View from behind students from sitting on benches in front of the instructor and listening.
Photo Credit: Marisa Milanese

Contributed by CTL staff, with thanks to CAS Writing Program Instructors

(3 minute read)

Summer courses are known for their long and concentrated classes, which can be draining on both the instructor and the students. However, summer classes also offer great possibilities to experiment with content and format. Taking your class outdoors – on BU’s campus and beyond – is one experiment that enlivens the routine of class and offers different opportunities for students to connect with each other, with their instructors, and with their physical surroundings. Instructors from CAS’s Writing Program offer the following suggestions for spaces and activities.

Whether you are finishing Summer I or about to start Summer II, consider the option of taking a class outside to complete activities in the outdoors. There are numerous spaces around the Charles River campus that quickly adapt to outdoor classrooms: in front of the Communication Building on Comm Ave (grassy space as well as a number of chairs); next door to The Towers on Bay State Rd (beautiful, shady space with Adirondack chairs); and in front of Kilachand Honors College, also on Bay State Rd, where a few benches and grassy areas allow students to break into groups for discussion or shared projects. Look for other buildings along Bay State Rd with benches in front of them: in the spring, you may have spotted Marisa Milanese’s documentary film class in front of the English Department building, finishing up class by playing Charades with film titles.

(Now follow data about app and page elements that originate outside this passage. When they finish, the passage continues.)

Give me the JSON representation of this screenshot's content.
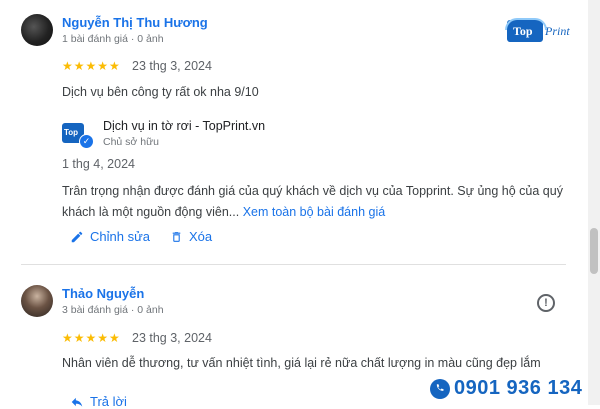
{
  "reviews": [
    {
      "author": "Nguyễn Thị Thu Hương",
      "meta": "1 bài đánh giá · 0 ảnh",
      "stars": "★★★★★",
      "date": "23 thg 3, 2024",
      "text": "Dịch vụ bên công ty rất ok nha 9/10",
      "owner_reply": {
        "business_name": "Dịch vụ in tờ rơi - TopPrint.vn",
        "role": "Chủ sở hữu",
        "date": "1 thg 4, 2024",
        "text": "Trân trọng nhận được đánh giá của quý khách về dịch vụ của Topprint. Sự ủng hộ của quý khách là một nguồn động viên...",
        "more_link": "Xem toàn bộ bài đánh giá",
        "edit_label": "Chỉnh sửa",
        "delete_label": "Xóa"
      }
    },
    {
      "author": "Thảo Nguyễn",
      "meta": "3 bài đánh giá · 0 ảnh",
      "stars": "★★★★★",
      "date": "23 thg 3, 2024",
      "text": "Nhân viên dễ thương, tư vấn nhiệt tình, giá lại rẻ nữa chất lượng in màu cũng đẹp lắm",
      "reply_label": "Trả lời"
    }
  ],
  "brand_logo": {
    "part1": "Top",
    "part2": "Print"
  },
  "mini_logo": "Top",
  "watermark_phone": "0901 936 134",
  "colors": {
    "accent": "#1a73e8",
    "star": "#fbbc04",
    "brand": "#1565c0"
  }
}
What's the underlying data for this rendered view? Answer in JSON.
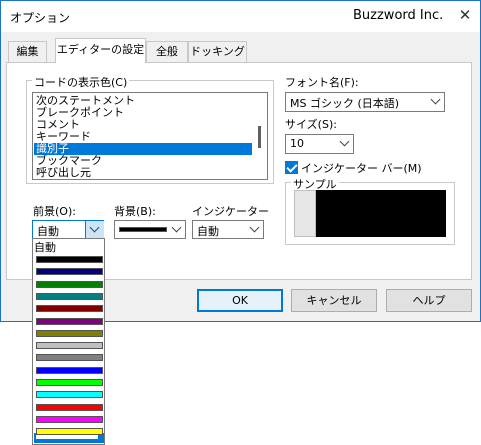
{
  "window": {
    "title_left": "オプション",
    "title_right": "Buzzword Inc.",
    "close_icon": "close-icon"
  },
  "tabs": [
    {
      "label": "編集",
      "active": false
    },
    {
      "label": "エディターの設定",
      "active": true
    },
    {
      "label": "全般",
      "active": false
    },
    {
      "label": "ドッキング",
      "active": false
    }
  ],
  "code_display": {
    "group_label": "コードの表示色(C)",
    "items": [
      "次のステートメント",
      "ブレークポイント",
      "コメント",
      "キーワード",
      "識別子",
      "ブックマーク",
      "呼び出し元"
    ],
    "selected_index": 4
  },
  "foreground": {
    "label": "前景(O):",
    "value": "自動",
    "dropdown_first": "自動",
    "swatches": [
      "#000000",
      "#000080",
      "#008000",
      "#008080",
      "#800000",
      "#800080",
      "#808000",
      "#c0c0c0",
      "#808080",
      "#0000ff",
      "#00ff00",
      "#00ffff",
      "#ff0000",
      "#ff00ff",
      "#ffff00",
      "#ffffff"
    ]
  },
  "background": {
    "label": "背景(B):",
    "swatch": "#000000"
  },
  "indicator": {
    "label": "インジケーター",
    "value": "自動"
  },
  "font": {
    "label": "フォント名(F):",
    "value": "MS ゴシック (日本語)"
  },
  "size": {
    "label": "サイズ(S):",
    "value": "10"
  },
  "indicator_bar": {
    "label": "インジケーター バー(M)",
    "checked": true
  },
  "sample": {
    "label": "サンプル"
  },
  "buttons": {
    "ok": "OK",
    "cancel": "キャンセル",
    "help": "ヘルプ"
  },
  "colors": {
    "accent": "#0078d7",
    "selection": "#0078d7"
  }
}
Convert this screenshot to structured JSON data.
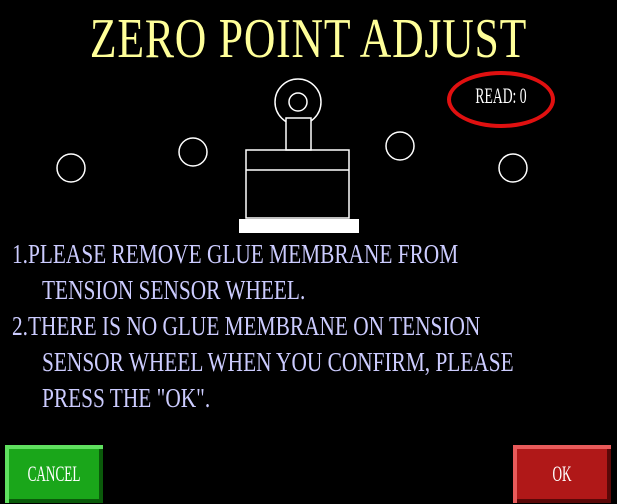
{
  "screen": {
    "title": "ZERO POINT ADJUST",
    "read_label": "READ:",
    "read_value": "0",
    "read_display": "READ: 0",
    "instructions": [
      "1.PLEASE REMOVE GLUE MEMBRANE FROM",
      "TENSION SENSOR WHEEL.",
      "2.THERE IS NO GLUE MEMBRANE ON TENSION",
      "SENSOR WHEEL WHEN YOU CONFIRM, PLEASE",
      "PRESS THE \"OK\"."
    ]
  },
  "buttons": {
    "cancel_label": "CANCEL",
    "ok_label": "OK"
  },
  "colors": {
    "background": "#000000",
    "title": "#ffff99",
    "instruction_text": "#ccccff",
    "read_highlight": "#e01010",
    "cancel_button": "#1aa61a",
    "ok_button": "#b01818"
  },
  "icons": {
    "diagram": "tension-sensor-wheel-diagram"
  }
}
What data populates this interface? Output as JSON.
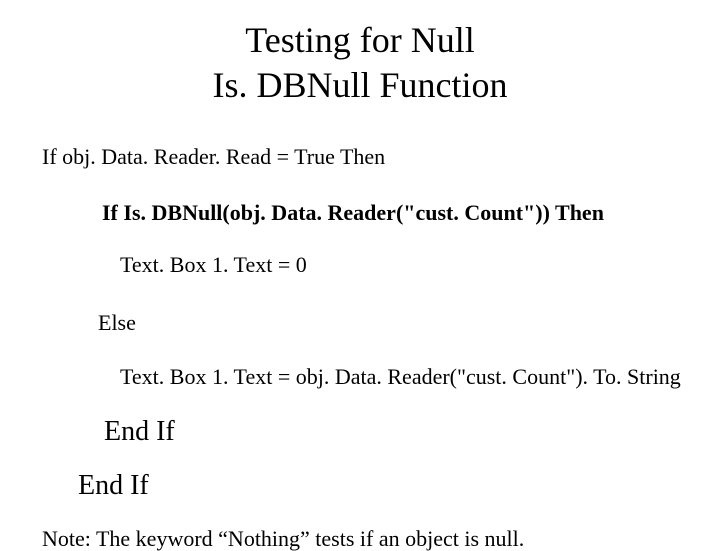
{
  "title": {
    "line1": "Testing for Null",
    "line2": "Is. DBNull  Function"
  },
  "code": {
    "outer_if": "If obj. Data. Reader. Read = True Then",
    "inner_if": "If Is. DBNull(obj. Data. Reader(\"cust. Count\")) Then",
    "assign1": "Text. Box 1. Text = 0",
    "else": "Else",
    "assign2": "Text. Box 1. Text = obj. Data. Reader(\"cust. Count\"). To. String",
    "endif_inner": "End If",
    "endif_outer": "End If"
  },
  "note": "Note: The keyword “Nothing” tests if an object is null."
}
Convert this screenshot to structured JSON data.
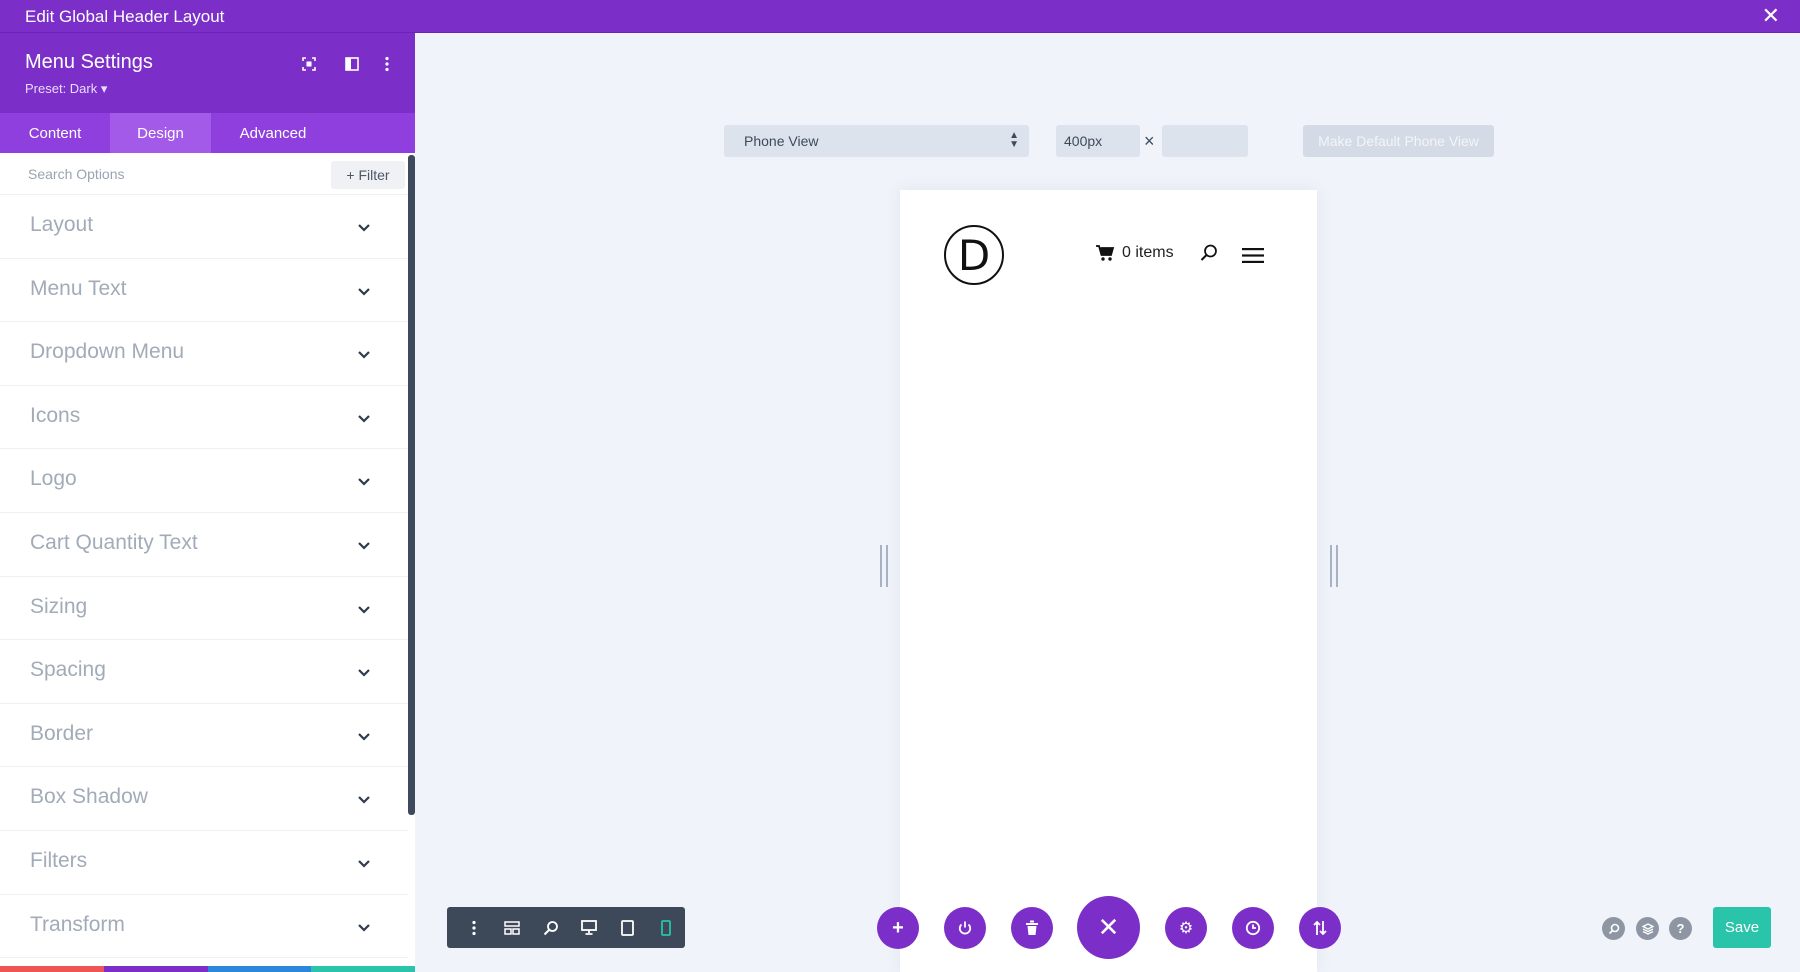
{
  "window": {
    "title": "Edit Global Header Layout",
    "close_icon": "close-icon"
  },
  "sidebar": {
    "title": "Menu Settings",
    "preset": "Preset: Dark ▾",
    "header_icons": [
      "focus-icon",
      "split-view-icon",
      "more-vertical-icon"
    ],
    "tabs": [
      {
        "label": "Content",
        "active": false
      },
      {
        "label": "Design",
        "active": true
      },
      {
        "label": "Advanced",
        "active": false
      }
    ],
    "search_placeholder": "Search Options",
    "filter_label": "+ Filter",
    "options": [
      "Layout",
      "Menu Text",
      "Dropdown Menu",
      "Icons",
      "Logo",
      "Cart Quantity Text",
      "Sizing",
      "Spacing",
      "Border",
      "Box Shadow",
      "Filters",
      "Transform"
    ],
    "footer_buttons": [
      {
        "name": "discard",
        "icon": "close-icon",
        "color": "#ef5555"
      },
      {
        "name": "undo",
        "icon": "undo-icon",
        "color": "#7b2fc8"
      },
      {
        "name": "redo",
        "icon": "redo-icon",
        "color": "#2b87da"
      },
      {
        "name": "save-changes",
        "icon": "check-icon",
        "color": "#29c4a9"
      }
    ]
  },
  "viewport": {
    "view_select": "Phone View",
    "width_value": "400px",
    "times": "×",
    "height_value": "",
    "default_button": "Make Default Phone View"
  },
  "preview": {
    "logo_letter": "D",
    "cart_text": "0 items"
  },
  "builder": {
    "device_buttons": [
      "more-vertical-icon",
      "wireframe-icon",
      "zoom-icon",
      "desktop-icon",
      "tablet-icon",
      "phone-icon"
    ],
    "fab_buttons": [
      "add-icon",
      "power-icon",
      "trash-icon",
      "close-icon",
      "gear-icon",
      "history-icon",
      "sort-icon"
    ],
    "right_icons": [
      "search-icon",
      "layers-icon",
      "help-icon"
    ],
    "save_label": "Save"
  },
  "colors": {
    "brand_purple": "#7b2fc8",
    "save_green": "#29c4a9",
    "active_device": "#29c4a9"
  }
}
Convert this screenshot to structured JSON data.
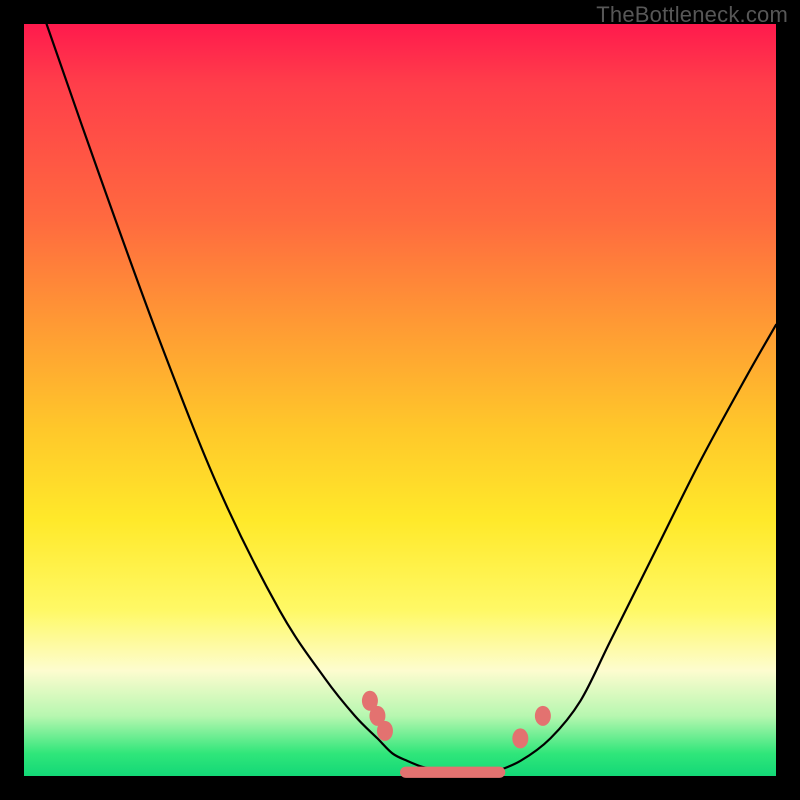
{
  "watermark": "TheBottleneck.com",
  "chart_data": {
    "type": "line",
    "title": "",
    "xlabel": "",
    "ylabel": "",
    "xlim": [
      0,
      100
    ],
    "ylim": [
      0,
      100
    ],
    "grid": false,
    "legend": false,
    "series": [
      {
        "name": "left-curve",
        "color": "#000000",
        "x": [
          3,
          10,
          18,
          26,
          34,
          40,
          44,
          47,
          49,
          51,
          53,
          55,
          58,
          62
        ],
        "y": [
          100,
          80,
          58,
          38,
          22,
          13,
          8,
          5,
          3,
          2,
          1.2,
          0.8,
          0.5,
          0.3
        ]
      },
      {
        "name": "right-curve",
        "color": "#000000",
        "x": [
          62,
          66,
          70,
          74,
          78,
          84,
          90,
          96,
          100
        ],
        "y": [
          0.3,
          2,
          5,
          10,
          18,
          30,
          42,
          53,
          60
        ]
      }
    ],
    "markers": [
      {
        "name": "left-dot-1",
        "x": 46,
        "y": 10
      },
      {
        "name": "left-dot-2",
        "x": 47,
        "y": 8
      },
      {
        "name": "left-dot-3",
        "x": 48,
        "y": 6
      },
      {
        "name": "right-dot-1",
        "x": 66,
        "y": 5
      },
      {
        "name": "right-dot-2",
        "x": 69,
        "y": 8
      }
    ],
    "bottom_band": {
      "color": "#e37270",
      "x_start": 50,
      "x_end": 64,
      "y": 0.5,
      "thickness_pct": 1.5
    }
  }
}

The BU Beach is also a great outdoor space, utilized by instructors to create community with and among students. Swati Rani’s classroom space, profiled in BU Today, was made comfortable with blankets on the grass and deck chairs. The classroom without walls allowed for whole class discussion and group activities (for example, preparing and delivering skits on the class themes). 

BU Beach is also a gateway to footbridges over Storrow Drive and onto the riverside walkway. Jessica Bozek uses these spaces for students to “walk and work” in small groups – discussing their interpretations of readings as well as feedback on class assignments. Students have the opportunity to connect with each other, in rotating groups, and with their instructor, as she moves from group to group to have conversation with them about their work.

As events open up to in-person attendance, instructors may also be able to take advantage of happenings on nearby campuses. Jeffrey Gruenglas, for example, likes to extend his medical ethics class through trips to speaker panels at the Mass. College of Pharmacy or biomedical ethics lectures at Harvard Medical School. Students who are not able to attend the excursion have options for make-up work that connect to the topic. Public parks and other spaces close to campus also offer educational opportunities: statues along the Commonwealth Avenue Mall and around the city (for example, the recently restored monument to the 54th Regiment on Boston Common, or the Boston Garden’s “Good Samaritan” monument that pays tribute to the discovery of ether) prompt discussion on public memory and its connection to issues as diverse as race, social justice, medical innovation, gender representation, and voting rights.

More information on the pedagogy of place-based learning can be found on the Writing Program’s Teaching Writing site: the section on Experiential Learning and the Writing Classroom offers teaching strategies and ideas that apply far beyond writing classes, as Holly Schaaf and Allison Blyler explain in their suggestions for activities and resources. Expanding your classroom into outside space extends learning while creating important community connections – make a space for it in your summer class if you can!